August 31, 2018
We can predict the trajectory of a rocket to Mars with great precision, but have difficulty predicting the precise trajectory of our car ride to the airport. What is the difference? The unpredictability of human behavior. Where will other drivers be on your way to the airport? What routes will they choose to get to the airport? Will there be heavy traffic on the way?
If we want to reach a sustainable future for the human experience on Earth, we must adjust the course of human society. Due to the complexity of social organization and human action, we cannot rely only on environmental milestones like greenhouse gas reduction in the same way scientists planning a mission to Mars do.
In a new article published by the Proceedings of the National Academy of Sciences of the USA, ASU Professors J. Marty Anderies and Marco Janssen collaborated with Jean-Denis Mathias to present a new approach that combines the strengths of the science of control systems with insights about human behavior.
Human activities have a measurable impact on the global environment, including ocean acidification, biodiversity loss, and a warming climate.

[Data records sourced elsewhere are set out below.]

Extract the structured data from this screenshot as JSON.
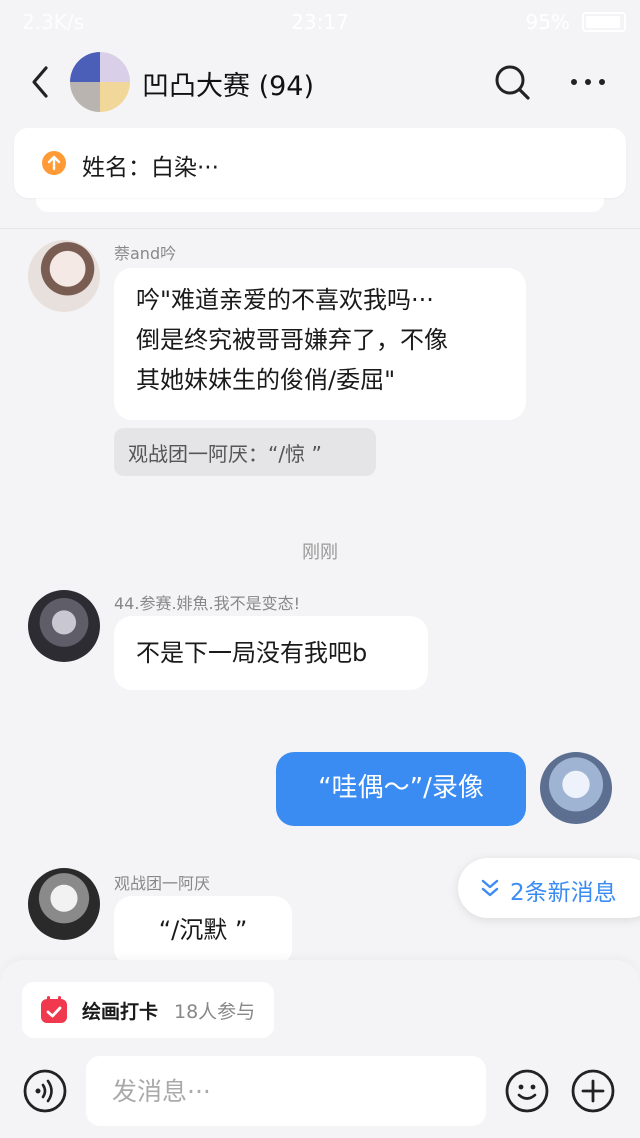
{
  "status_bar": {
    "network_speed": "2.3K/s",
    "time": "23:17",
    "battery": "95%"
  },
  "header": {
    "title": "凹凸大赛 (94)"
  },
  "notice": {
    "text": "姓名：白染···"
  },
  "messages": [
    {
      "sender": "萘and吟",
      "text_lines": [
        "吟\"难道亲爱的不喜欢我吗···",
        "倒是终究被哥哥嫌弃了，不像",
        "其她妹妹生的俊俏/委屈\""
      ],
      "quote": "观战团一阿厌：“/惊 ”"
    },
    {
      "timestamp": "刚刚"
    },
    {
      "sender": "44.参赛.婔魚.我不是变态!",
      "text": "不是下一局没有我吧b"
    },
    {
      "mine": true,
      "text": "“哇偶～”/录像"
    },
    {
      "sender": "观战团一阿厌",
      "text": "“/沉默 ”"
    }
  ],
  "new_messages": {
    "label": "2条新消息"
  },
  "checkin": {
    "title": "绘画打卡",
    "count": "18人参与"
  },
  "input": {
    "placeholder": "发消息···"
  },
  "colors": {
    "accent": "#3a8cf2",
    "notice_icon": "#ff9a36",
    "checkin_icon": "#f0384f",
    "background": "#f4f4f6"
  },
  "icons": [
    "back-arrow-icon",
    "search-icon",
    "more-dots-icon",
    "upload-arrow-icon",
    "calendar-icon",
    "voice-icon",
    "emoji-icon",
    "plus-icon",
    "chevron-down-double-icon"
  ]
}
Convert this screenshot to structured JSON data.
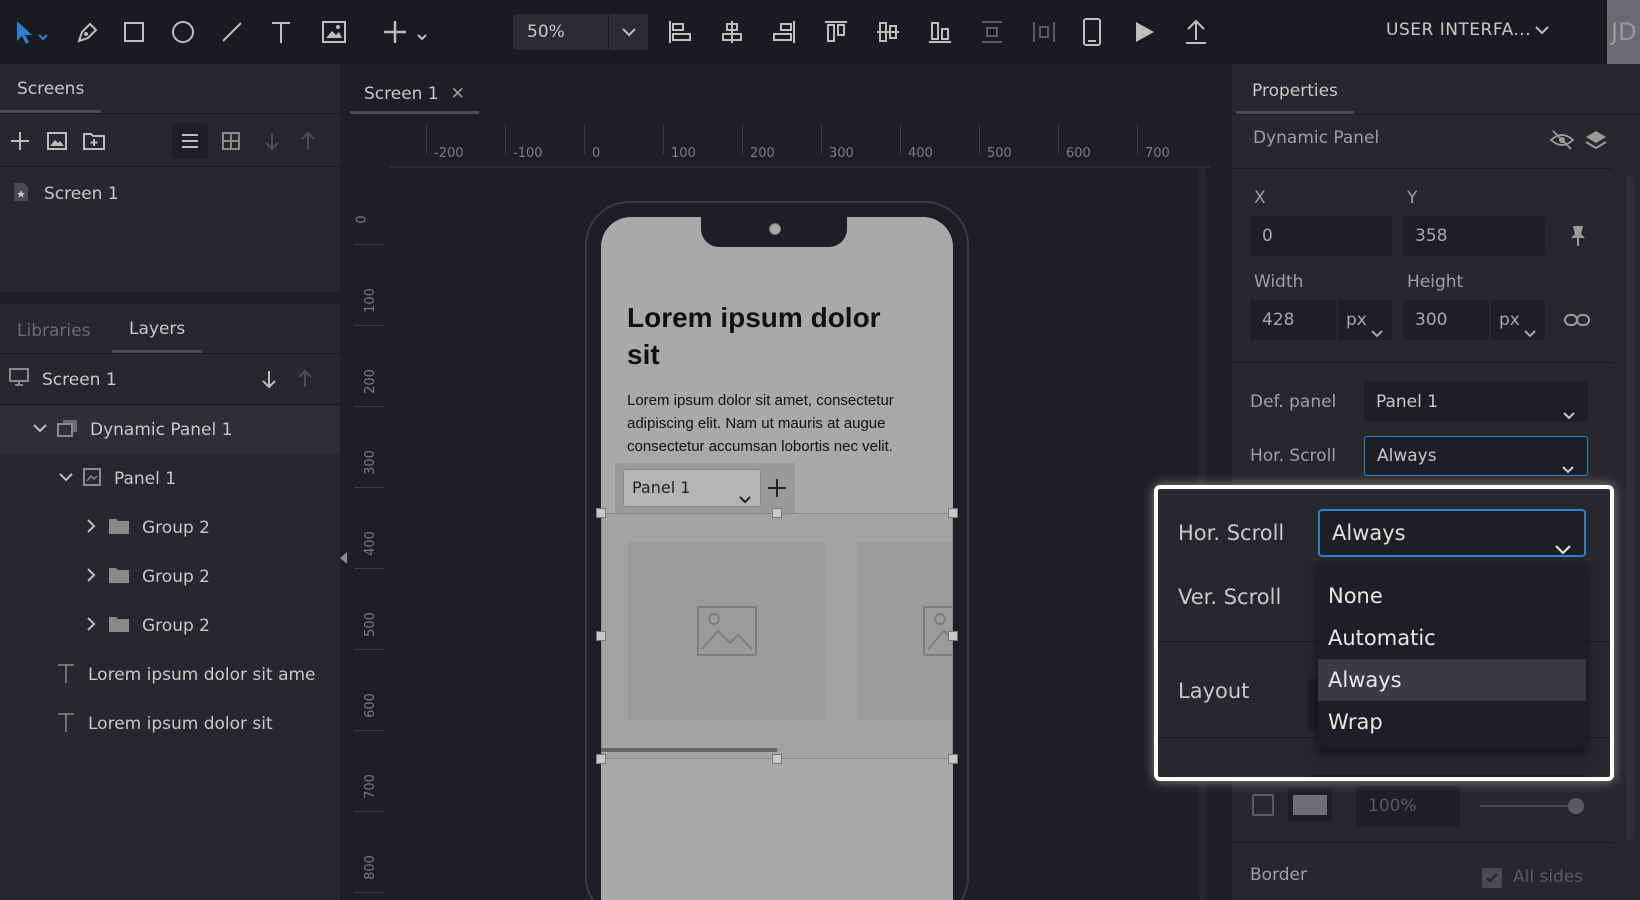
{
  "toolbar": {
    "zoom": "50%",
    "project_name": "USER INTERFA...",
    "avatar_initials": "JD"
  },
  "screens_panel": {
    "tab_label": "Screens",
    "items": [
      {
        "label": "Screen 1"
      }
    ]
  },
  "layers_panel": {
    "tabs": [
      {
        "label": "Libraries"
      },
      {
        "label": "Layers"
      }
    ],
    "root": "Screen 1",
    "items": [
      {
        "label": "Dynamic Panel 1"
      },
      {
        "label": "Panel 1"
      },
      {
        "label": "Group 2"
      },
      {
        "label": "Group 2"
      },
      {
        "label": "Group 2"
      },
      {
        "label": "Lorem ipsum dolor sit ame"
      },
      {
        "label": "Lorem ipsum dolor sit"
      }
    ]
  },
  "canvas": {
    "tab_label": "Screen 1",
    "ruler_h": [
      "-200",
      "-100",
      "0",
      "100",
      "200",
      "300",
      "400",
      "500",
      "600",
      "700"
    ],
    "ruler_v": [
      "0",
      "100",
      "200",
      "300",
      "400",
      "500",
      "600",
      "700",
      "800"
    ],
    "screen_title": "Lorem ipsum dolor sit",
    "screen_body": "Lorem ipsum dolor sit amet, consectetur adipiscing elit. Nam ut mauris at augue consectetur accumsan lobortis nec velit. ...eifend.",
    "panel_selector": "Panel 1"
  },
  "properties": {
    "tab_label": "Properties",
    "element_type": "Dynamic Panel",
    "x_label": "X",
    "x_value": "0",
    "y_label": "Y",
    "y_value": "358",
    "width_label": "Width",
    "width_value": "428",
    "width_unit": "px",
    "height_label": "Height",
    "height_value": "300",
    "height_unit": "px",
    "def_panel_label": "Def. panel",
    "def_panel_value": "Panel 1",
    "hor_scroll_label": "Hor. Scroll",
    "hor_scroll_value": "Always",
    "opacity_value": "100%",
    "border_label": "Border",
    "all_sides_label": "All sides"
  },
  "callout": {
    "hor_scroll_label": "Hor. Scroll",
    "hor_scroll_value": "Always",
    "ver_scroll_label": "Ver. Scroll",
    "layout_label": "Layout",
    "options": [
      {
        "label": "None"
      },
      {
        "label": "Automatic"
      },
      {
        "label": "Always"
      },
      {
        "label": "Wrap"
      }
    ]
  },
  "colors": {
    "accent": "#2f80d0",
    "panel_bg": "#27282c",
    "canvas_bg": "#1e1f22"
  }
}
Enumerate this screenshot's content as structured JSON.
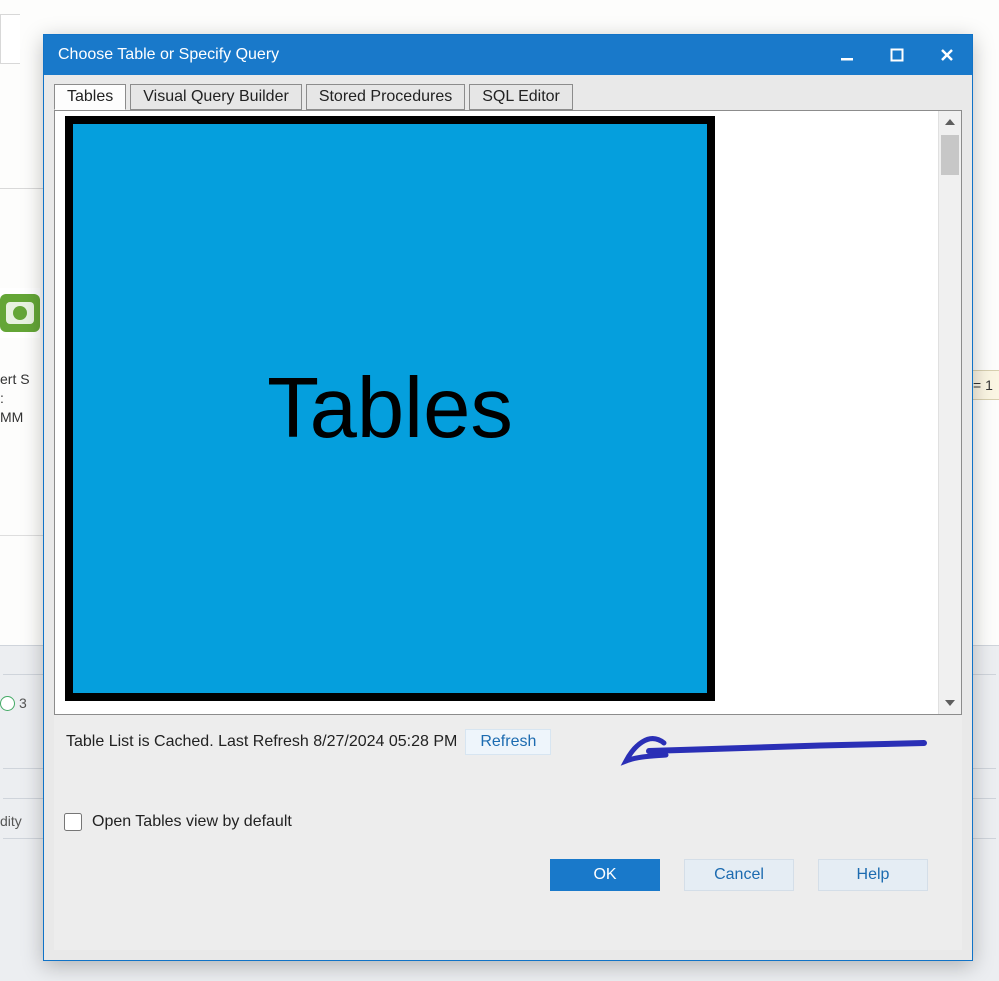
{
  "dialog": {
    "title": "Choose Table or Specify Query",
    "tabs": [
      {
        "label": "Tables",
        "active": true
      },
      {
        "label": "Visual Query Builder",
        "active": false
      },
      {
        "label": "Stored Procedures",
        "active": false
      },
      {
        "label": "SQL Editor",
        "active": false
      }
    ],
    "redact_label": "Tables",
    "cache_status": "Table List is Cached.  Last Refresh 8/27/2024 05:28 PM",
    "refresh_label": "Refresh",
    "checkbox_label": "Open Tables view by default",
    "checkbox_checked": false,
    "buttons": {
      "ok": "OK",
      "cancel": "Cancel",
      "help": "Help"
    }
  },
  "background": {
    "side_text_1": "ert S",
    "side_text_2": ":",
    "side_text_3": "MM",
    "circle_label": "3",
    "dity_label": "dity",
    "right_eq": "= 1"
  }
}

Continuing current trends could lead to an unlivable planet, or at least one on which the human experience is far less fulfilling than it could be. Environmental scientists have defined “planetary boundaries” for a number of environmental indicators, like atmospheric CO2 levels, freshwater use, and ocean water pH levels, that should not be crossed if we want to sustain a high level of human fulfillment on Earth. However, we need to take into account the ways people perceive the environment, and how they use those perceptions in designing and implementing policy.
Anderies et al. focuses on the role of knowledge in environmental policymaking and uses an illustrative example to explain how more knowledge does not always increase our chances of sustaining the human experience. The proposed approach could be applied to various environmental problems and explore possible solutions to meet both environmental and social constraints. The interactions between knowledge, the way we use it in policymaking, and outcomes for society are very subtle and deserve more research attention.
Read the published study here.